The Newel Post is what anchors your entire railing system, whether you chose wrought iron or wood spindles. Thus it is important to understand the features of a wood newel post, as it relates to the entire installation process.

WIDTH:
The size of a standard newel (that used for interior railings) is typically between 2 3/4" and 3 1/2" square. Box Newels (as shown in the picture to the left) can be significantly larger as a function of your interior decorating preferences..

Wood Newel posts made of softwoods like pine, poplar or hemlock are often required to be a minimum 3.5" to meet your local building code.

With an Oak newel or maple newel post you can often get away with the smaller size (2 3/4") and still comply (make sure to check with your LOCAL building department as this is regional law, although they do tend to somewhat follow national guidelines)
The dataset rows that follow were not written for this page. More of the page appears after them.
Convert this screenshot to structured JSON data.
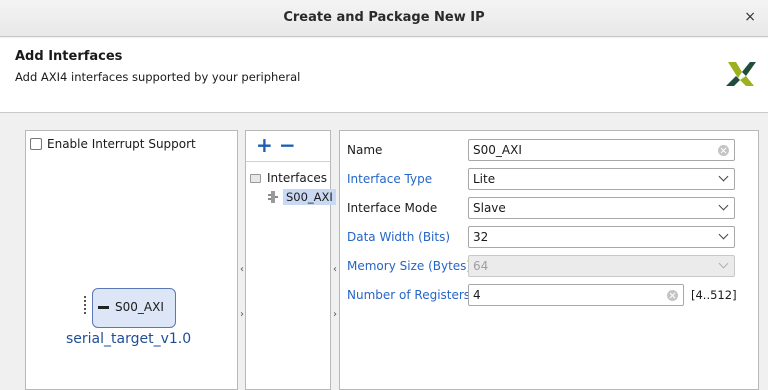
{
  "window": {
    "title": "Create and Package New IP",
    "close_symbol": "×"
  },
  "header": {
    "title": "Add Interfaces",
    "subtitle": "Add AXI4 interfaces supported by your peripheral",
    "logo_icon": "xilinx-logo-icon"
  },
  "left_panel": {
    "enable_interrupt_label": "Enable Interrupt Support",
    "enable_interrupt_checked": false,
    "port_label": "S00_AXI",
    "ip_name": "serial_target_v1.0"
  },
  "splitters": {
    "left_arrow": "‹",
    "right_arrow": "›"
  },
  "interfaces_panel": {
    "add_symbol": "+",
    "remove_symbol": "−",
    "folder_label": "Interfaces",
    "items": [
      {
        "label": "S00_AXI",
        "selected": true
      }
    ]
  },
  "properties": {
    "name": {
      "label": "Name",
      "value": "S00_AXI"
    },
    "interface_type": {
      "label": "Interface Type",
      "value": "Lite"
    },
    "interface_mode": {
      "label": "Interface Mode",
      "value": "Slave"
    },
    "data_width": {
      "label": "Data Width (Bits)",
      "value": "32"
    },
    "memory_size": {
      "label": "Memory Size (Bytes)",
      "value": "64",
      "disabled": true
    },
    "num_registers": {
      "label": "Number of Registers",
      "value": "4",
      "range": "[4..512]"
    }
  },
  "colors": {
    "accent_blue": "#2565c7",
    "selection": "#c9d9f3",
    "logo_green": "#9bb11e"
  }
}
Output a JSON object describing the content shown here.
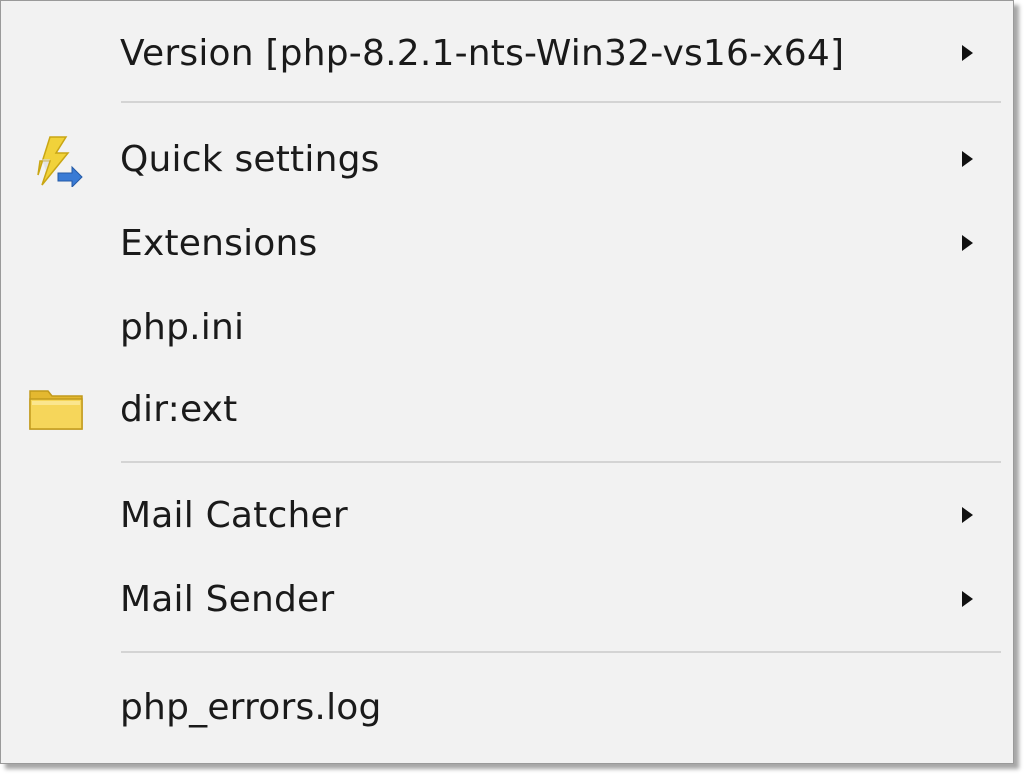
{
  "menu": {
    "items": [
      {
        "label": "Version [php-8.2.1-nts-Win32-vs16-x64]",
        "submenu": true,
        "icon": ""
      },
      {
        "label": "Quick settings",
        "submenu": true,
        "icon": "lightning-settings-icon"
      },
      {
        "label": "Extensions",
        "submenu": true,
        "icon": ""
      },
      {
        "label": "php.ini",
        "submenu": false,
        "icon": ""
      },
      {
        "label": "dir:ext",
        "submenu": false,
        "icon": "folder-icon"
      },
      {
        "label": "Mail Catcher",
        "submenu": true,
        "icon": ""
      },
      {
        "label": "Mail Sender",
        "submenu": true,
        "icon": ""
      },
      {
        "label": "php_errors.log",
        "submenu": false,
        "icon": ""
      }
    ]
  },
  "colors": {
    "menu_background": "#f2f2f2",
    "text": "#1a1a1a",
    "separator": "#d4d4d4",
    "folder_yellow": "#f3cf4a",
    "lightning_yellow": "#f1d23a",
    "arrow_blue": "#3a7bd5"
  }
}
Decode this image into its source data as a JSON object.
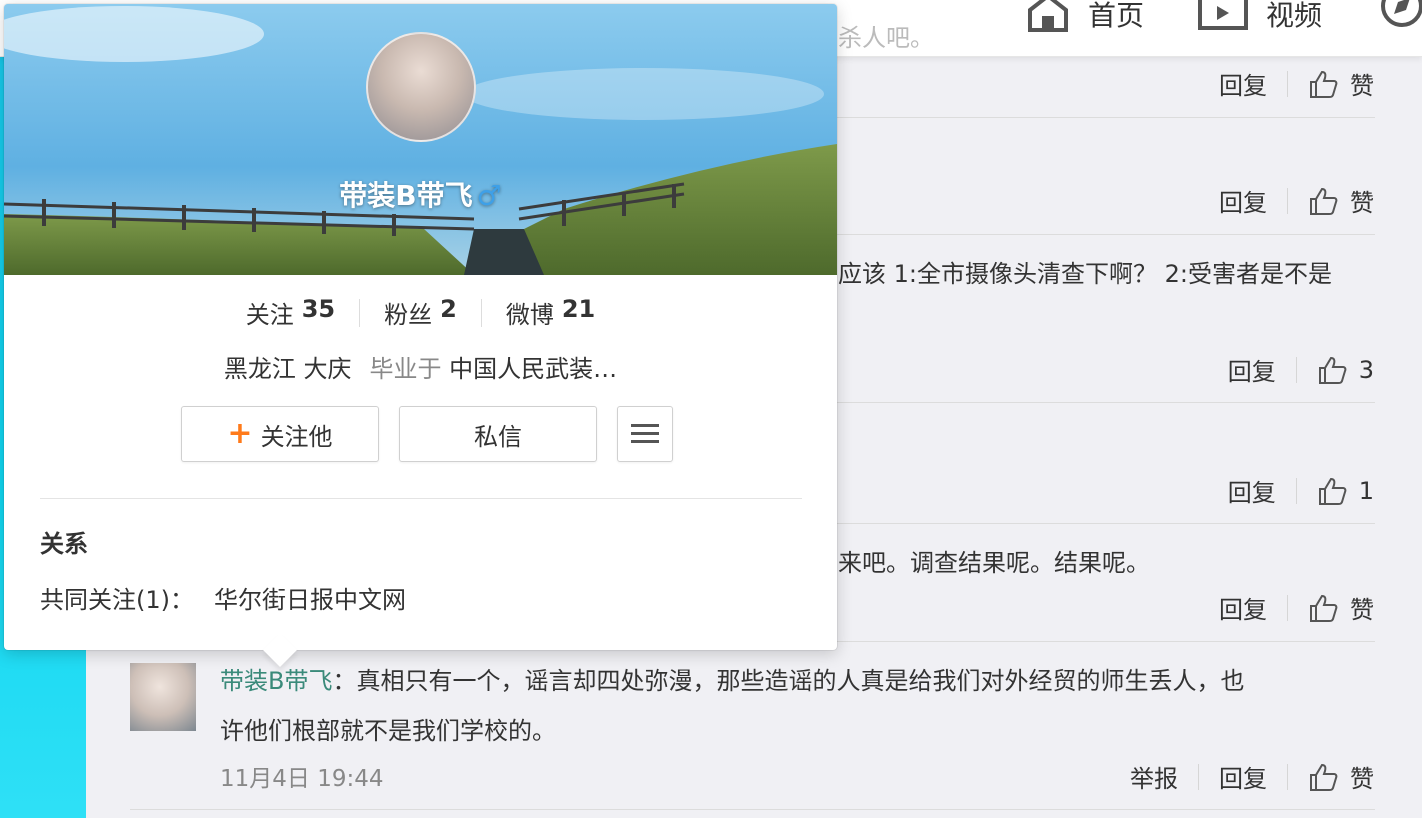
{
  "nav": {
    "home_label": "首页",
    "video_label": "视频",
    "faded_text": "杀人吧。"
  },
  "card": {
    "name": "带装B带飞",
    "gender_symbol": "♂",
    "stats": [
      {
        "label": "关注",
        "value": "35"
      },
      {
        "label": "粉丝",
        "value": "2"
      },
      {
        "label": "微博",
        "value": "21"
      }
    ],
    "location": "黑龙江 大庆",
    "edu_prefix": "毕业于",
    "school": "中国人民武装…",
    "follow_label": "关注他",
    "message_label": "私信",
    "relation_title": "关系",
    "mutual_label": "共同关注(1)：",
    "mutual_name": "华尔街日报中文网"
  },
  "feed": {
    "comments": [
      {
        "reply": "回复",
        "like": "赞"
      },
      {
        "reply": "回复",
        "like": "赞"
      },
      {
        "text": "应该 1:全市摄像头清查下啊？ 2:受害者是不是",
        "reply": "回复",
        "like": "3"
      },
      {
        "reply": "回复",
        "like": "1"
      },
      {
        "text": "来吧。调查结果呢。结果呢。",
        "reply": "回复",
        "like": "赞"
      }
    ],
    "last": {
      "username": "带装B带飞",
      "colon": "：",
      "text_line1": "真相只有一个，谣言却四处弥漫，那些造谣的人真是给我们对外经贸的师生丢人，也",
      "text_line2": "许他们根部就不是我们学校的。",
      "time": "11月4日 19:44",
      "report": "举报",
      "reply": "回复",
      "like": "赞"
    }
  }
}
HEIGHT:
You can typically find 42", 43 1/2", 48" & 55" lengths although the most common on the market are a 42" or 48" wood newel. In 2007 the guidelines for railings going down stairs was revamped to require higher minimum levels so newel posts have had to become taller as well.

This is particularly true for colonial posts where the first 4" is lost to the ball on top, before you can actually attach the handrail. .

Which height of post you chose is not just a function of the design but also depends on your installation methods.

If you are using some sort of metal newel post fastener then a wood post around 43" is usually suitable. The fastener is somehow attached to the base of the newel and then screwed to the floor. I'm not so excited about many of these mechanical fasteners as sometimes you have trouble finding solid wood in which to thread in the screws.

The preferred method of installation is to drop the post through the floor and anchor it to the floor joists below. This does require that you remove some of the sub floor to expose the floor joists below and allow secure fastening. In this case you would definitely need a longer 48"+ newel post.

You also must use a 48" or often longer newel post when it is notched and installed up tight to the bottom step. Since it must drop that extra 7" to the lower floor the longer newel becomes critical. This is a great way to really anchor the bottom newel and strengthen your entire installation.

Longer newel post are also often necessary , in commercial installations where the upper balcony railing heights require a minimum of 42" (in residential applications its about 36").

The real point here is to make sure you have this conversation with the installer so you don't end of with product that isn't going to work. Most of my clients stain and finish their wood before the installer gets on the job site. If you do this and then find out that the material is not appropriate, you've lost your ability to return it back to the store for an exchange... so ask first and avoid expensive mistakes.

 

Products, specifications, and techniques shown are meant as a guide only.

Owners of this site assume no liability for and make no claim to the suitability of any products or information shown, other than to report history of usage, and sharing of knowledge from others.

It is the sole responsibility of the owner or installer to adequately test for suitability and application method for a particular installation.